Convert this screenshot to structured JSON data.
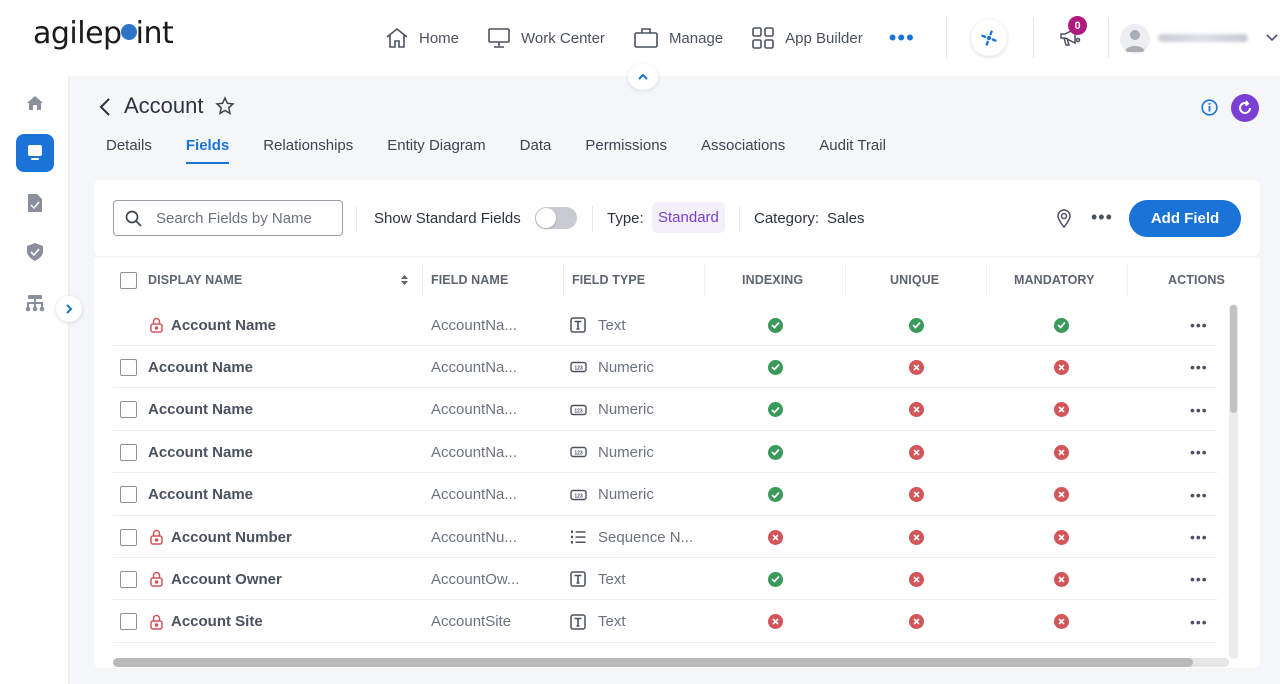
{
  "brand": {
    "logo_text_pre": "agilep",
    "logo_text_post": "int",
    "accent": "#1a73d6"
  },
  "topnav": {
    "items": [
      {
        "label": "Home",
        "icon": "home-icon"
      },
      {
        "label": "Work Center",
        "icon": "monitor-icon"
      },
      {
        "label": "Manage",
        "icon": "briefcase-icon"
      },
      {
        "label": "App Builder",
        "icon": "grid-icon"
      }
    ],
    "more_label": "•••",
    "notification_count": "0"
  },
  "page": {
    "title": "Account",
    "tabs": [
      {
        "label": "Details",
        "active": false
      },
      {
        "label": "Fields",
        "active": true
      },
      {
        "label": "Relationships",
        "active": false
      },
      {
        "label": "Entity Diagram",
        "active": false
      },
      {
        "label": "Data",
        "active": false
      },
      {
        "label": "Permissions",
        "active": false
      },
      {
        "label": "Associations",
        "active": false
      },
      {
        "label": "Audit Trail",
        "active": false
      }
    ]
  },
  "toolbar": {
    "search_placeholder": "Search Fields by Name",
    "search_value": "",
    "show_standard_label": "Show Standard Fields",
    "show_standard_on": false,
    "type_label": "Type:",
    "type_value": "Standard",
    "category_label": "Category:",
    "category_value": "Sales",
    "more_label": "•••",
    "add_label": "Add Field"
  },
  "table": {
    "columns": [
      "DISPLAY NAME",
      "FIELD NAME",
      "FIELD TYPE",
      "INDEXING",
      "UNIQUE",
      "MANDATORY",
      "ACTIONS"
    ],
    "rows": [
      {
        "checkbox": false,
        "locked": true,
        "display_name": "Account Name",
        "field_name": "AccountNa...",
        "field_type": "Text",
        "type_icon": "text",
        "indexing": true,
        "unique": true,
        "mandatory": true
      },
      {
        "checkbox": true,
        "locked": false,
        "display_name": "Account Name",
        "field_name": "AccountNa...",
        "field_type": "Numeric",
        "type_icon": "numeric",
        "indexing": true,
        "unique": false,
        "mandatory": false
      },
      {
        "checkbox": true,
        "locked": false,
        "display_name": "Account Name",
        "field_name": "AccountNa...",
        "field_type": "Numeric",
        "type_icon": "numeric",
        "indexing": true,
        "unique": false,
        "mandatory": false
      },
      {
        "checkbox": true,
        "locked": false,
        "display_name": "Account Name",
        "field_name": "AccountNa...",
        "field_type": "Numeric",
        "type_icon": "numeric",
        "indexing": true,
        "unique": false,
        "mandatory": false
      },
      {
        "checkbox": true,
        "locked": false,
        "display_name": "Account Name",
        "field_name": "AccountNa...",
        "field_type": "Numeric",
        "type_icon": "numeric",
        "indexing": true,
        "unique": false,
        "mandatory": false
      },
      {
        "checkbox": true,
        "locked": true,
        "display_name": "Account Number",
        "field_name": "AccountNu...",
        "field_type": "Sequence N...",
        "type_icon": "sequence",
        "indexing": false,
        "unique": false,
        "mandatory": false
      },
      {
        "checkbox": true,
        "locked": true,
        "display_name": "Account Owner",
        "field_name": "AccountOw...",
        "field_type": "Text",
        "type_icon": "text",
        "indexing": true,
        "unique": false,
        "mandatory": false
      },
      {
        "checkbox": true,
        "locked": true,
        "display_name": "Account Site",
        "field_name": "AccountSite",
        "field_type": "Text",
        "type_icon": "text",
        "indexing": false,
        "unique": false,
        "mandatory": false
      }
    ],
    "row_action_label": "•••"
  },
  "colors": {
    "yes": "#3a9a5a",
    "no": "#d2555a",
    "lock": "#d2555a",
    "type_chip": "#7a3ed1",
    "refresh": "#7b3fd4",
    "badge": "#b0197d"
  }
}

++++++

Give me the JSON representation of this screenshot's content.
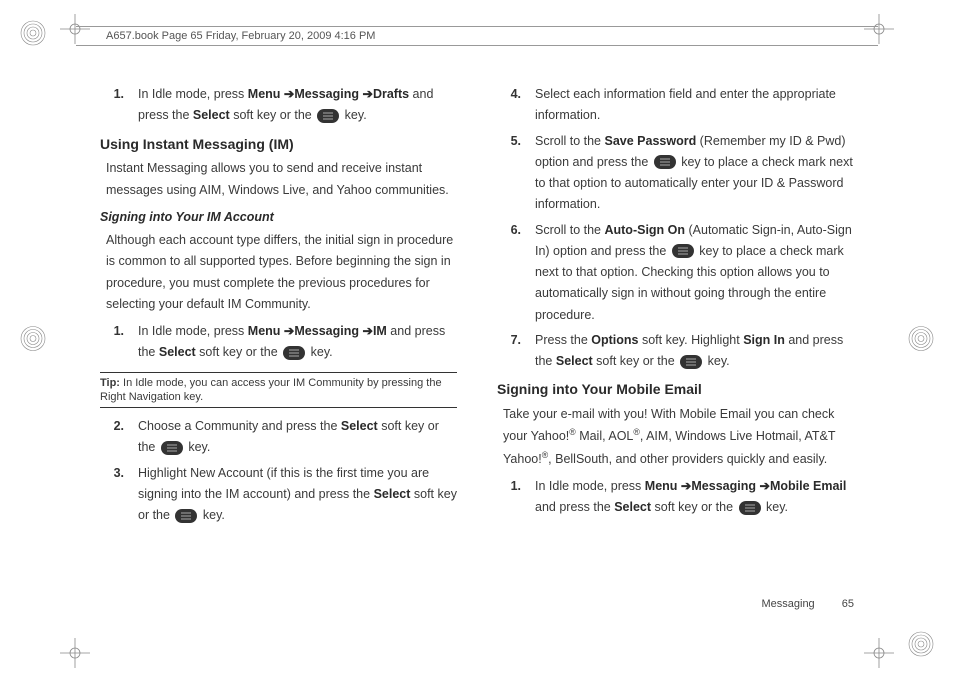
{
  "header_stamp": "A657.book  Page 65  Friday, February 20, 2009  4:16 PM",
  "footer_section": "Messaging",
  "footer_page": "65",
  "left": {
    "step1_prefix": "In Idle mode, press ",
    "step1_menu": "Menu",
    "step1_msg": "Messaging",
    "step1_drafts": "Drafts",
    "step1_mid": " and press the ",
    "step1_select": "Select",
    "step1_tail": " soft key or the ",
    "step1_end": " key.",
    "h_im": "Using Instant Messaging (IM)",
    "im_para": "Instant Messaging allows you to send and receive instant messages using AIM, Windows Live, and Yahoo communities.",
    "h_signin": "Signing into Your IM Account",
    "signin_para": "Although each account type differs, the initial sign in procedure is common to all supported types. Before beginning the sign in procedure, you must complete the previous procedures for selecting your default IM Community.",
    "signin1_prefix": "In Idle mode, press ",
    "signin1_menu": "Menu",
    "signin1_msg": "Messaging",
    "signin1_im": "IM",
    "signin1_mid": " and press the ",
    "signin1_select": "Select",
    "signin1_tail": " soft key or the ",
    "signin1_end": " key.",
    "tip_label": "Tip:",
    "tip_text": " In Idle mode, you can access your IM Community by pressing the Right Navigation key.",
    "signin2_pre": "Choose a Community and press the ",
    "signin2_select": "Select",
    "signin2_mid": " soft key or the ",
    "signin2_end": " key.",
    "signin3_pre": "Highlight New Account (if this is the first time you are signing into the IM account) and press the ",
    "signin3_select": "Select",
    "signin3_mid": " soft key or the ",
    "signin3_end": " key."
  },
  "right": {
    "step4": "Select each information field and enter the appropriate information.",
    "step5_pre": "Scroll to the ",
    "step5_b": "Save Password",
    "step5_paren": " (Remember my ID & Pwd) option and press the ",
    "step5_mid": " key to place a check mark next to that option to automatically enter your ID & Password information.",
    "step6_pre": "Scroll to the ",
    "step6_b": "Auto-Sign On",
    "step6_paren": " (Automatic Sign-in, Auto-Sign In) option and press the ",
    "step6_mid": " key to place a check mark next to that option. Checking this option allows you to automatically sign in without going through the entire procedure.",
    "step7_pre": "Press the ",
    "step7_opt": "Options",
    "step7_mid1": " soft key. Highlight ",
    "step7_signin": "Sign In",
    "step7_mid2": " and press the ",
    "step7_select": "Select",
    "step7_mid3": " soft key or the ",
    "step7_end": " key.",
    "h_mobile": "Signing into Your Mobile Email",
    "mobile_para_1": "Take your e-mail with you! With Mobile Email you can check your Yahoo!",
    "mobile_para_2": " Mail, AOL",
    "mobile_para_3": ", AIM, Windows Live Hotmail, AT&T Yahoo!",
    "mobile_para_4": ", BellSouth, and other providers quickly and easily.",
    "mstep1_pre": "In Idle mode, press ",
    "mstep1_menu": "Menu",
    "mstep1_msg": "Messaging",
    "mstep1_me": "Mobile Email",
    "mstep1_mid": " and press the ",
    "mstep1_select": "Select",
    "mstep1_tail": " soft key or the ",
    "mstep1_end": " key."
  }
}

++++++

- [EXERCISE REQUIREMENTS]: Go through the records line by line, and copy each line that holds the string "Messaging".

- [RESPONSE TO THIS EXERCISE]:
  "footer_section": "Messaging",
    "step1_msg": "Messaging",
    "h_im": "Using Instant Messaging (IM)",
    "im_para": "Instant Messaging allows you to send and receive instant messages using AIM, Windows Live, and Yahoo communities.",
    "signin1_msg": "Messaging",
    "mstep1_msg": "Messaging",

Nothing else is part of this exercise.